For someone who plays a presumably emotionless character, Nimoy had a surprisingly light touch as a director; it’s worth noting that his most successful movie as a director was not a Trek flick but the comedy Three Men and a Baby. Nimoy’s lightness made Star Trek IV the most fun Trek to watch, and also made Trek III — which he also directed — click by at an agreeable pace.
3. Jonathan Frakes
Frakes directed Star Trek: First Contact, inarguably the best of the Next Generation movies, and did it with a rather more cinematic style than most of the Trek flicks had to date. He also helmed Star Trek: Insurrection, for which he did as well as anyone could have done with a script that felt like a leftover from the series slushpile. Yes, making silk out of a sow’s ear counts.
4. J.J. Abrams
Granted, he did reboot the franchise and make people love it again, for which geeks everywhere owe him huge thanks. But, you know: Give me $150 million and license to do whatever the hell I want with Trek continuity, and I probably could have managed it, too — without argin’ fargin’ “Red Matter.” He deserves props, but I’m waiting to see what he does with the follow-up before moving him past Frakes.
5. Robert Wise
The only actual Oscar-winning director in the batch, Wise had directed the seminal The Day the Earth Stood Still, so on paper, having him try his hand at Star Trek: The Motion Picture didn’t seem like a bad idea. But, man. Was that movie ever slow. I’m inclined to think it’s not all Wise’s fault, but in truth his somnolent direction didn’t help.
6. David Carson
Yes, I know: Who? He directed Star Trek: Generations with the faceless competence of television direction, from whence he had sprung prior to this, and to which he’d return afterwards.
7. William Shatner
Admit it: You’re surprised he’s not last on the list.
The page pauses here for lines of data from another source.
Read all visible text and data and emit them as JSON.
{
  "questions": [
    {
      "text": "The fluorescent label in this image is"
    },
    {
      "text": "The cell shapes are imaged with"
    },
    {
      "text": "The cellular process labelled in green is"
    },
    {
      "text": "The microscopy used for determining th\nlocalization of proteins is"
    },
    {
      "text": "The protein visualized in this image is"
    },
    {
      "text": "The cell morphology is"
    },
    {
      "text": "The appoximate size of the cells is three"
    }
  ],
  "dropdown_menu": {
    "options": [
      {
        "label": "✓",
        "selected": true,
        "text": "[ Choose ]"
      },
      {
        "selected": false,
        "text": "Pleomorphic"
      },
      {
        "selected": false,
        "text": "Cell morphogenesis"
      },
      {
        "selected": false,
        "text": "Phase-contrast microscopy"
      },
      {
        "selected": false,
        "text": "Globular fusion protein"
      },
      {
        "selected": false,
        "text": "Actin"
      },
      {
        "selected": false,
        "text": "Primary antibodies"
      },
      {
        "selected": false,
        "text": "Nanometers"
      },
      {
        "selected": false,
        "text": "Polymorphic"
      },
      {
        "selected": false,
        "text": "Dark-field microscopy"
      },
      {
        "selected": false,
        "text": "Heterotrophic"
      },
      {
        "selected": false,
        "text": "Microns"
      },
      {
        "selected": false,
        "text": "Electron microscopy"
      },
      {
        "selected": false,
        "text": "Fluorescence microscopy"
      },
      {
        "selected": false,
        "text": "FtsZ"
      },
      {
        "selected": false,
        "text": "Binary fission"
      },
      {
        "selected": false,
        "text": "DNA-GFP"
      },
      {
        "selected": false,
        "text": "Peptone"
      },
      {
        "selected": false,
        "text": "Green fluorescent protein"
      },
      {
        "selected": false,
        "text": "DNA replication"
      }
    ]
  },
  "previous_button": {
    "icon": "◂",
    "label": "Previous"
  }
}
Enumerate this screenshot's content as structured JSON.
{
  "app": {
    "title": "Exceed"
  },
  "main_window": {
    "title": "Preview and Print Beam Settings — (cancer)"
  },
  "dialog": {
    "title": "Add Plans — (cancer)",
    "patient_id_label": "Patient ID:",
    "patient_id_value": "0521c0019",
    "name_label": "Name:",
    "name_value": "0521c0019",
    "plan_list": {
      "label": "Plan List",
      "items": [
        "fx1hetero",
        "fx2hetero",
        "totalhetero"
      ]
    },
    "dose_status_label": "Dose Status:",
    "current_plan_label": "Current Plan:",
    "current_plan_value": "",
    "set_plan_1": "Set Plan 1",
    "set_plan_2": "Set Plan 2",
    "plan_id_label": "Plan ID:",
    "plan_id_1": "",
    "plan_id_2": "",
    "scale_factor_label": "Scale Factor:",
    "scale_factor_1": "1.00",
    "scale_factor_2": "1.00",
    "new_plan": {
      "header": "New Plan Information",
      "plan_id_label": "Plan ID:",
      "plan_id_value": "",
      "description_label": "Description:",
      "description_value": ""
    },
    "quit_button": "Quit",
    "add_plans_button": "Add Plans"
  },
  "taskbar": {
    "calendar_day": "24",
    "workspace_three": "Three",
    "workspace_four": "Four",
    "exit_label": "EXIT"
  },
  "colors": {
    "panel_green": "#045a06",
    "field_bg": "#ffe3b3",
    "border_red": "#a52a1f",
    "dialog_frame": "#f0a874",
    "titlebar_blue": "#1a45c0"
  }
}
But to his (weak) defense, the dude’s an actor. No one seriously expected him to direct Trek V competently. To which you say, “Yeah, but what about Nimoy and Frakes? They were actors, too.” To which I say, “Huh? What? Come again? I’m sorry, I can’t seem to hear you.” Moving on.
8. Stuart Baird
Stuart Baird, on the other hand, had directed movies before: U.S. Marshals and Executive Decision, which were blandly cromulent. So his complete faceplant on Star Trek: Nemesis earns him the anchor position here. Not only did it kill Trek movies for seven years, but also Baird’s directing career; he’s not directed since.
Arguments over the rankings? That’s what the comment thread (and our groovy movie list) is for.
Winner of the Hugo Award and the John W. Campbell Award for Best New Writer, John Scalzi is the author of The Rough Guide to Sci-Fi Movies and the novels Old Man’s War and Zoe’s Tale. He’s also Creative Consultant for the upcoming Stargate: Universe television series. His column appears every Thursday.Read More